US proposes 5-year extension of nuclear arms treaty with Russia

The New START treaty is the last remaining deal limiting US and Russia nuclear weapons as Trump withdrew from two others.

Russian And U.S. Delegations To Meet Over Disarmament
Psaki noted that the treaty was 'an anchor of strategic stability' between our two countries [File: Thomas Kronsteiner/Getty Images]

The United States will seek a five-year extension of the New START nuclear arms reduction treaty with Russia – the last remaining non-proliferation treaty between the two nations, White House press secretary Jen Psaki confirmed on Thursday.

The New START, which came into force in 2011, limits the number of nuclear warheads and intercontinental ballistic missiles that each country can deploy. It was due to expire next month.

“The president has long been clear that the New START Treaty is in the national security interest of the United States. This extension makes even more sense when the relationship with Russia is adversarial as it is at this time,” Psaki told reporters during a briefing.

Psaki’s comments come a day after Moscow said it sought a five-year extension of the treaty with no additional conditions so Russia and the US can “seriously and jointly search for answers to questions of international security and strategic stability”.

The Trump administration made a late bid to extend the treaty, but its conditions were rejected by Russia.

Psaki noted that the treaty, which is the last remaining since the Trump administration withdrew from two others, was “an anchor of strategic stability between our two countries”.

She said the extension comes while President Joe Biden asked the intelligence community to look closely into Russia’s cyberattacks, its alleged interference in the 2020 election and other actions.

Despite the extension proposal, Psaki said Biden was committed to holding Russia “to account for its reckless and adversarial actions”, such as its alleged involvement in the Solar Winds hacking event, 2020 election interference, the chemical poisoning of opposition figure Alexei Navalny and the widely reported allegations that Russia may have offered bounties to the Taliban to kill American soldiers in Afghanistan.

The Pentagon’s chief spokesman, John Kirby, said allowing the treaty to lapse would have weakened US understanding of Russia’s nuclear forces.

“Extending the treaty’s limitations on stockpiles of strategic nuclear weapons until 2026 allows time and space for our two nations to explore new verifiable arms control arrangements that could further reduce risks to Americans,” he said. “And the department stands ready to support our colleagues in the State Department as they effect this extension and explore those new arrangements.”

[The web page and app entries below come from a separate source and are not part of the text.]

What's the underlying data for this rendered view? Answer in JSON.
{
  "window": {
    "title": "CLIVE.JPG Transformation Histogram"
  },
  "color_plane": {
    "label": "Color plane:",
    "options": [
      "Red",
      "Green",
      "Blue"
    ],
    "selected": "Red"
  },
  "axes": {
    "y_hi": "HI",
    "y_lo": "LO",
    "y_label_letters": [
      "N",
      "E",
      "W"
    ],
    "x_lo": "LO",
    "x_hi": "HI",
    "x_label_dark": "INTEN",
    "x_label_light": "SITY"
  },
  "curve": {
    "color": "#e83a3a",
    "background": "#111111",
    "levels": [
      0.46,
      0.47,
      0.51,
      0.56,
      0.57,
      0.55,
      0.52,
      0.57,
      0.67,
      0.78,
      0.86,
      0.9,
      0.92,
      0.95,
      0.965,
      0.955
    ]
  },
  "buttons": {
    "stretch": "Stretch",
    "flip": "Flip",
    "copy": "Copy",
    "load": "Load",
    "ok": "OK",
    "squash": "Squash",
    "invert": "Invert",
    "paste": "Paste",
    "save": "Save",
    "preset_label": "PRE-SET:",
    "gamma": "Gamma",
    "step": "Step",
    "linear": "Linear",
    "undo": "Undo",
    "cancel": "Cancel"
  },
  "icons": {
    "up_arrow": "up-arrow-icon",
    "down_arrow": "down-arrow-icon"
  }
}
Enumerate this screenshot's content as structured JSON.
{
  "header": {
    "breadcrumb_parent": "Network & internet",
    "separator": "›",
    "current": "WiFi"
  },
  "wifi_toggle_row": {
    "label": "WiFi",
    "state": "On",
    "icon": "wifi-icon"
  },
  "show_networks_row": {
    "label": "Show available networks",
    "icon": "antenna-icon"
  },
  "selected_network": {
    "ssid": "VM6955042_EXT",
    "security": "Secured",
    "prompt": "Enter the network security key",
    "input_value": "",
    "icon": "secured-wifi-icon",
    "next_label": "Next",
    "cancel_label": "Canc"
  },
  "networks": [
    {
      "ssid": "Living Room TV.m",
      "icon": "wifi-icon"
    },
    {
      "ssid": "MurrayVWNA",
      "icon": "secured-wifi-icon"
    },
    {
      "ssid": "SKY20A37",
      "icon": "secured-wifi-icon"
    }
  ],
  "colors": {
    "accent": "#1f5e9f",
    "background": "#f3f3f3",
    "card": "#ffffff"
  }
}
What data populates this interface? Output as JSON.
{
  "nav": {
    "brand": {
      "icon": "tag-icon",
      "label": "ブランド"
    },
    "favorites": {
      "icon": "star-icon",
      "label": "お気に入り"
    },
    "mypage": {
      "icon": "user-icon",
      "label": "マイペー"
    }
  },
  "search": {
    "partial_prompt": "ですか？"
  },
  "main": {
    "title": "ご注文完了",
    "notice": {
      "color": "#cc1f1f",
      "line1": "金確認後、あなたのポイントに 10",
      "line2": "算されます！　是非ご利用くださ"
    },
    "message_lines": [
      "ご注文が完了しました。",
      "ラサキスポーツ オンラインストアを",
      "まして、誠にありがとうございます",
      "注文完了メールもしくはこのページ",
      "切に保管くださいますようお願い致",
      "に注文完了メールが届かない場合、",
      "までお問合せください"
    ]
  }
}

Biden’s national security adviser, Jake Sullivan, was to convey the extension proposal to Russia’s ambassador to the US, Anatoly Antonov, on Thursday afternoon, according to an official familiar with the matter, who spoke to The Associated Press news agency on condition of anonymity to discuss private diplomatic conversations.

NATO Secretary-General Jens Stoltenberg earlier on Thursday called on the US and Russia to extend the treaty and to later broaden it.

“We should not end up in a situation with no limitation on nuclear warheads, and New START will expire within days,” Stoltenberg told reporters in Brussels. The treaty expires on February 5.

Stoltenberg underlined that “an extension of the New START is not the end, it’s the beginning of our efforts to further strengthen arms control”.

The treaty, signed in 2010 by President Barack Obama and Russian President Dmitry Medvedev, limits each country to no more than 1,550 deployed nuclear warheads.

Former President Donald Trump had been highly critical of New START, asserting that it put the US at a disadvantage. His administration waited until last year to engage Russia in substantive talks on the treaty’s future. Trump insisted that China be added to the treaty, but Beijing rejected the idea out of hand.

Trump’s lead negotiator on New START discussions with the Russians, Marshall S Billingslea, wrote on Twitter on Thursday that Biden would be making a mistake by quickly agreeing to a five-year extension.

“Hope this is not true,” he wrote, referring to news reports of Thursday’s proposal. “If so, shows stunning lack of negotiating skill. Took just 24 hours for Biden team to squander most significant leverage we have over Russia.”

Source: News Agencies